News World Baby, teenager among dead as Cyclone Amphan wreaks havoc in India, Bangladesh

Baby, teenager among dead as Cyclone Amphan wreaks havoc in India, Bangladesh

Twitter Facebook Reddit Pinterest Email

A teenage girl and a baby are among the victims confirmed dead as “super cyclone” storms smash towns in India and Bangladesh.

Millions of people fled their homes when Cyclone Amphan headed for coastal regions in a mass evacuation made even more difficult by the coronavirus pandemic.

But with the storm pushing sea water as far as 17 kilometres inland and winds of up to 185km/h, it has been near-on impossible for residents to escape the threat.

By Thursday morning, at least 22 people had died as a result of Amphan. Millions were without power and it’s feared many will be left homeless.

While the region is often hit by cyclones at this time of year, the storm is the first super cyclone to form in the Bay of Bengal in more than 20 years.

The damage has been colossal, authorities said, as they warned of mudslides and stressed the storm was not over.

Three Bangladesh islands, where more than 50,000 people live, were inundated by a tidal surge. Back on the mainland and in India, residents hunkering down at home were under threat as winds ripped off roofs and toppled electricity poles.

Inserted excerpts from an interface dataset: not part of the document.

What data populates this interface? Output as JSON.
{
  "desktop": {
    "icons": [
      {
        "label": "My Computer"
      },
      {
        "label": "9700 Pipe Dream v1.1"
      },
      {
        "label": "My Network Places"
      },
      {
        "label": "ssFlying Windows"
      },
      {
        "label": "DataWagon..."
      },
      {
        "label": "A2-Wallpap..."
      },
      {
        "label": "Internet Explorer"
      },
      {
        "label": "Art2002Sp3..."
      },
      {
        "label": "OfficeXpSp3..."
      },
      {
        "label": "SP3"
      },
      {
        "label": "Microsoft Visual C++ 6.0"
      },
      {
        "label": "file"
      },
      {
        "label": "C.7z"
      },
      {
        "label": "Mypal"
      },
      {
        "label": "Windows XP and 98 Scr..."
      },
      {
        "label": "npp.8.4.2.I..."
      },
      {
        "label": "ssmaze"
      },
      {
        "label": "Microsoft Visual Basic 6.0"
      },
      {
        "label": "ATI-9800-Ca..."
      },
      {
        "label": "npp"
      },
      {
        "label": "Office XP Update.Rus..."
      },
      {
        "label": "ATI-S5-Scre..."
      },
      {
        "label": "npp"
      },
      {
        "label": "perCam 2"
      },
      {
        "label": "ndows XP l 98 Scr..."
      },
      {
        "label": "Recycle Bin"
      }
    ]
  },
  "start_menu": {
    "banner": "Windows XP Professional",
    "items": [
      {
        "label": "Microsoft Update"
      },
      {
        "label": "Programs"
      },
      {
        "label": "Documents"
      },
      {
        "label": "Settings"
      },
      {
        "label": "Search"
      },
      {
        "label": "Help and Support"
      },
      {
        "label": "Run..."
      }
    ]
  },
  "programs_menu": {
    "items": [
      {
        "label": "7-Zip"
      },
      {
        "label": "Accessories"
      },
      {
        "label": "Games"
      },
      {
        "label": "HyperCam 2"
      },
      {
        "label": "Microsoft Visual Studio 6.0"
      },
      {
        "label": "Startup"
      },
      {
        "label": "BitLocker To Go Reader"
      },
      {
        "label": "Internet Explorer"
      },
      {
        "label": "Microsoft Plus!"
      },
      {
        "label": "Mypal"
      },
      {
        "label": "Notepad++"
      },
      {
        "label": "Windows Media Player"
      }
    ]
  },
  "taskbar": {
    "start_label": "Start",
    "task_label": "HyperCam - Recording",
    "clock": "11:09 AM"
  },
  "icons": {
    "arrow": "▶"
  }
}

In Bangladesh, a 70-year-old man died after a tree fell on him in the southern island district of Bhola, government official Zaynal Abedin said.

Two people died in Basirhat in the North 24 Parganas district of West Bengal after trees fell on them during the storm, an official at the district disaster control room said.

A 13-year-old girl died after being struck by a tin roof in Howrah district, local media reported.

In neighbouring Odisha state, disaster management chief PK Jena said they had received reports that a three-month-old baby had died in a wall collapse.

An ominous sky as the storm from super Cyclone Amphan. Photo: AAP

Seek shelter and risk virus

The regions hit by the cyclone are home to some of the most vulnerable communities in southern Asia: Poor fishing communities in the Sunderbans and more than a million Rohingya refugees living in the crowded camps in Cox’s Bazar in Bangladesh.

Evacuations in the densely populated region are difficult at the best of times, but became chaotic in some areas as a result of the coronavirus pandemic.

Shelters were crowded and it was impossible to maintain social distancing. Residents were forced to choose between taking refuge from the storm or staying home to face it to avoid the risk of coronavirus.

Masks and hand sanitisers were hastily added to emergency items in shelters.

Sobrato Das, a fisherman in Mousuni Island in India, close to the Sunderbans, described the shelters as crowded and said “very few people are wearing masks”.

He said children were crying and women desperately tried to cover their faces with their saris while trying to maintain some distance from each other.

“I have left all my belongings in my house and hope it doesn’t get washed away in the floods,” Mr Das said.

The combination of the coronavirus and cyclone could lead to a “new humanitarian crisis”, said Manuel Pereira, deputy chief of mission for the International Organisation for Migration in Bangladesh.

“We know that if people are forced to seek communal shelter, they’ll be unable to maintain physical distancing and run the risk of contracting or transmitting the virus,” he said.

-with AAP